He asked us to share who we were and what we thought with each other honestly and respectfully. He taught us to be close critical readers and analytical thinkers… He taught us to bring compassion, humility, and empathy to our interpretation of the characters and stories we read. He taught us that people and their stories were complex and worth being curious about. In all he did and said and all he was, he taught us to be thoughtful and generous and not to judge characters or people too quickly or too harshly…
Mr. Bisgaard has taught hundreds of students and has led thousands of students and teachers and staff at the schools where he has worked before coming to Maret…Mr. Bisgaard's positive influence will continue to touch the lives of people he will never meet and that is awesome, but I can tell you what's more awesome than that, and that's having Mr. Bisgaard in your own community.
When it was time for Mr. Bisgaard to speak, he observed, “Maret is a community of individuals who go out of their way to hold doors open for one another.” He went on to say:
I believe that simple but meaningful daily gesture just might be a symbol for what kind of community we want to be or become even more fully—one in which doors are held open to new learning, to new ideas, to new experiences, one in which doors are held open to embracing others' unique identities…a place where doors are being held open for others to enter a space of not knowing, of grace and patience, and of forgiveness.

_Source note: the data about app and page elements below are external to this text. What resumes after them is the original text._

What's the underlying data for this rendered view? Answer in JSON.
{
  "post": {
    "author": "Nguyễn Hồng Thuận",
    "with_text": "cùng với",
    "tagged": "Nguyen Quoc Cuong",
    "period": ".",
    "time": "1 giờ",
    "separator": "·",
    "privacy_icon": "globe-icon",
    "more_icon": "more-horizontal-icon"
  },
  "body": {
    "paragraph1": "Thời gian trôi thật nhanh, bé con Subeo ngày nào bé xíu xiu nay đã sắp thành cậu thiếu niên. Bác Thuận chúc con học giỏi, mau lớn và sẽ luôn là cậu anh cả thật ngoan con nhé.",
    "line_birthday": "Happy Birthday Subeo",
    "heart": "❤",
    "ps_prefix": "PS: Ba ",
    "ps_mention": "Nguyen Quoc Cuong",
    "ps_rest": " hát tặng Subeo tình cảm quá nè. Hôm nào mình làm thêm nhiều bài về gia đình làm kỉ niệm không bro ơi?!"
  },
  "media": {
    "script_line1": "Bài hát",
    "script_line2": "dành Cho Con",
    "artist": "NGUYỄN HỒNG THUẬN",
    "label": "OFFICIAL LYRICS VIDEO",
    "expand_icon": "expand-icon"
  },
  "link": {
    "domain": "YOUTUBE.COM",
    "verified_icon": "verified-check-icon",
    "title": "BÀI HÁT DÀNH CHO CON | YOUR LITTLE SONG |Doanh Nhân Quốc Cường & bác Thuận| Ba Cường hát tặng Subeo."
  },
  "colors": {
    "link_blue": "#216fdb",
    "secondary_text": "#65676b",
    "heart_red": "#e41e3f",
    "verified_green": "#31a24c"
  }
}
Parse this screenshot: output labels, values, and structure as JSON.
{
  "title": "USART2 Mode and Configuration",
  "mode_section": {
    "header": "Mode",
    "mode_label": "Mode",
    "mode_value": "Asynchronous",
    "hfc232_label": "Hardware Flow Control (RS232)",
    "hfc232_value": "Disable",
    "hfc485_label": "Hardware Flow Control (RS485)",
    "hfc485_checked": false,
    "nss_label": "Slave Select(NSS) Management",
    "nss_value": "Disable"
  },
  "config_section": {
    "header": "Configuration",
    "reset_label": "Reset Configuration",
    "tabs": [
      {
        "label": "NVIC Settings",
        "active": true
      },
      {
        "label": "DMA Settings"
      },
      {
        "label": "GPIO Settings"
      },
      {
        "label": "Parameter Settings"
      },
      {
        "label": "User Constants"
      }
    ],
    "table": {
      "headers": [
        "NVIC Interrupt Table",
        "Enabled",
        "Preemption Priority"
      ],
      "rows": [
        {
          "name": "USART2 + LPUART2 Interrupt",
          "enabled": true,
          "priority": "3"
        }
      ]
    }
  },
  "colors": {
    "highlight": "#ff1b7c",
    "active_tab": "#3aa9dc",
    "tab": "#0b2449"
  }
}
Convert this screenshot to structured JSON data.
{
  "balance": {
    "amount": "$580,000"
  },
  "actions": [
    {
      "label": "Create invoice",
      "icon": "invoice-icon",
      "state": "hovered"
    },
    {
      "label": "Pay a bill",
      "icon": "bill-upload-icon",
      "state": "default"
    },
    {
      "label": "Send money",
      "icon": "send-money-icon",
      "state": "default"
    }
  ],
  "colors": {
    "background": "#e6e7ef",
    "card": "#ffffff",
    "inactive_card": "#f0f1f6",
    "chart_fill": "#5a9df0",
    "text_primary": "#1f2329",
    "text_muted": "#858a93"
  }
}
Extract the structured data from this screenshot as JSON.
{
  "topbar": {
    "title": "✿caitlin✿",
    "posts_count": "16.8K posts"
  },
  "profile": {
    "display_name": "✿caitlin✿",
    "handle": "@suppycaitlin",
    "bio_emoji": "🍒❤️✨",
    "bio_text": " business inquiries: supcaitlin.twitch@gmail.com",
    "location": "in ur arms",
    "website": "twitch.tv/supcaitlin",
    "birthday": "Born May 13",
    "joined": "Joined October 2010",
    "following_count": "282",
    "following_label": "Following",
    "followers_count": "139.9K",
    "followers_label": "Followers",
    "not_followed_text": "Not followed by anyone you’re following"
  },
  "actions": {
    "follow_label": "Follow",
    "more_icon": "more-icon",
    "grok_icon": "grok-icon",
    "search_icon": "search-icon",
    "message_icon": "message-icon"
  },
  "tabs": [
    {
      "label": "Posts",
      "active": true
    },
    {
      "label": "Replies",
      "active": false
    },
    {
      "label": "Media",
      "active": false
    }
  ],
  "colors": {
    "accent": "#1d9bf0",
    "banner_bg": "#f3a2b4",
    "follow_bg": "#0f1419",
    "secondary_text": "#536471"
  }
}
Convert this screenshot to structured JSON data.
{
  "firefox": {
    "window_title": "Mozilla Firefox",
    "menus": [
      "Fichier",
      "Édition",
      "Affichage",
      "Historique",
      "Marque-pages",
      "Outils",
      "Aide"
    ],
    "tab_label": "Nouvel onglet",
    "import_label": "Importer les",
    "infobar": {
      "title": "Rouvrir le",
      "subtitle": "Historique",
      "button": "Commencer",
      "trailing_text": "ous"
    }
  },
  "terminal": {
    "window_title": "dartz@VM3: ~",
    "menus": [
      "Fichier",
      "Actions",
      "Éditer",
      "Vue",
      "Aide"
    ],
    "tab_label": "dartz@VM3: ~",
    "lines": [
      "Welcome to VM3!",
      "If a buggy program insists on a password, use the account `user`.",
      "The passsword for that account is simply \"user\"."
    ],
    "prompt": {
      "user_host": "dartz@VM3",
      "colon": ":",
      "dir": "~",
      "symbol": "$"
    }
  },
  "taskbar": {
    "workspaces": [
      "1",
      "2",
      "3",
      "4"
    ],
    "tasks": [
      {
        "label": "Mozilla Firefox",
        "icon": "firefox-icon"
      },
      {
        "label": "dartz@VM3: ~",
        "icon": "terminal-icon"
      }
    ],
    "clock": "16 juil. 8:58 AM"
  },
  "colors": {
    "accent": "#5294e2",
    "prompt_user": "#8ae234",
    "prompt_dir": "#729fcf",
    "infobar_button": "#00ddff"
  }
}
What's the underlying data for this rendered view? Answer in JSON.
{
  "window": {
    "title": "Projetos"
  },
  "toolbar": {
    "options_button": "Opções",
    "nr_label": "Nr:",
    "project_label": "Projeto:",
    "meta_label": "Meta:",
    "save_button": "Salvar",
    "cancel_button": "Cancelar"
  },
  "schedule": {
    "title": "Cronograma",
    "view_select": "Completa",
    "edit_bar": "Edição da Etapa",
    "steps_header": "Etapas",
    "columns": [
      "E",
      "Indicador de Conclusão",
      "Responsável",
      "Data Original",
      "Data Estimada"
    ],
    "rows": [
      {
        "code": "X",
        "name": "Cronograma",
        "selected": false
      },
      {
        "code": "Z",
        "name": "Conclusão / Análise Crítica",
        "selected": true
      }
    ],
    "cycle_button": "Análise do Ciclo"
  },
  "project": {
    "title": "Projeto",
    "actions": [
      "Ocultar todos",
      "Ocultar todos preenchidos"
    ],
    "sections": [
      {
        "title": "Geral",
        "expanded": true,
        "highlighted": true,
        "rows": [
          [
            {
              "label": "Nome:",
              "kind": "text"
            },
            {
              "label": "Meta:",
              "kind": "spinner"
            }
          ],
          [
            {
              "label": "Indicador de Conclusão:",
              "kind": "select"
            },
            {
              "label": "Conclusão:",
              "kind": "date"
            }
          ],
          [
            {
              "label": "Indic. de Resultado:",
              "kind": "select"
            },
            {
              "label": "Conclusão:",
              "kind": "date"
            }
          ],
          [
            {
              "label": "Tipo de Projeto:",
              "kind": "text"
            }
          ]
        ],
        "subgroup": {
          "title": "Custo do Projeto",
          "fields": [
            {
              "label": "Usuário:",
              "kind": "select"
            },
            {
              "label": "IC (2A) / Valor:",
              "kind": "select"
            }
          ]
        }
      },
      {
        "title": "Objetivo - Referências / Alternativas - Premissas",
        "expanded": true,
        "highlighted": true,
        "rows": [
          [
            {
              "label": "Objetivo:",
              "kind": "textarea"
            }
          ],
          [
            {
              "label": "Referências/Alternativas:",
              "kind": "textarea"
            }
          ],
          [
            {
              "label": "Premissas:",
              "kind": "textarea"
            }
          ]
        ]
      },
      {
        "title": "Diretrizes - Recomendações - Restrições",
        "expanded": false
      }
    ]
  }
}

He pledged that he and the faculty would continue to create the best possible journey for Maret students — “a journey that will help students embrace and find joy in deep scholarship, in lifelong learning, in the arts, in athletics, and in cultural and global competency.” Acknowledging the complexities of daily life and the serious side of school that can bring stress and anxiety, he emphasized the need to promote joy, laughter, friendship, and community. To that end, he urged working together:
There's an African tradition of teamwork and collaboration. It's called Ubuntu. The philosophy behind Ubuntu is that we are human only through our connections with others, and the saying goes, “I am because we are.” Our core values are respect and integrity, excellence and creativity, the individual and connectedness, and joy. Let's fully embrace connectedness and joy. Let's embrace our own kind of Ubuntu.
Drawing to a close, Mr. Bisgaard said, “You all know me as Mr. Bisgaard. Bisgaard in Danish is actually pronounced 'Bisgaard.' I'm fine and good with Bisgaard, but if you ever want to remember the other pronunciation, it almost rhymes with Peace Corps, whose mantra is ‘Ready to go the distance to make a difference.’ I like that. The rhyme and the mantra work for me.”
Based on the enthusiasm in the crowd today, the Maret community is ready to go the distance with you, Mr. Bisgaard!
Watch a recording of the installation on Vimeo.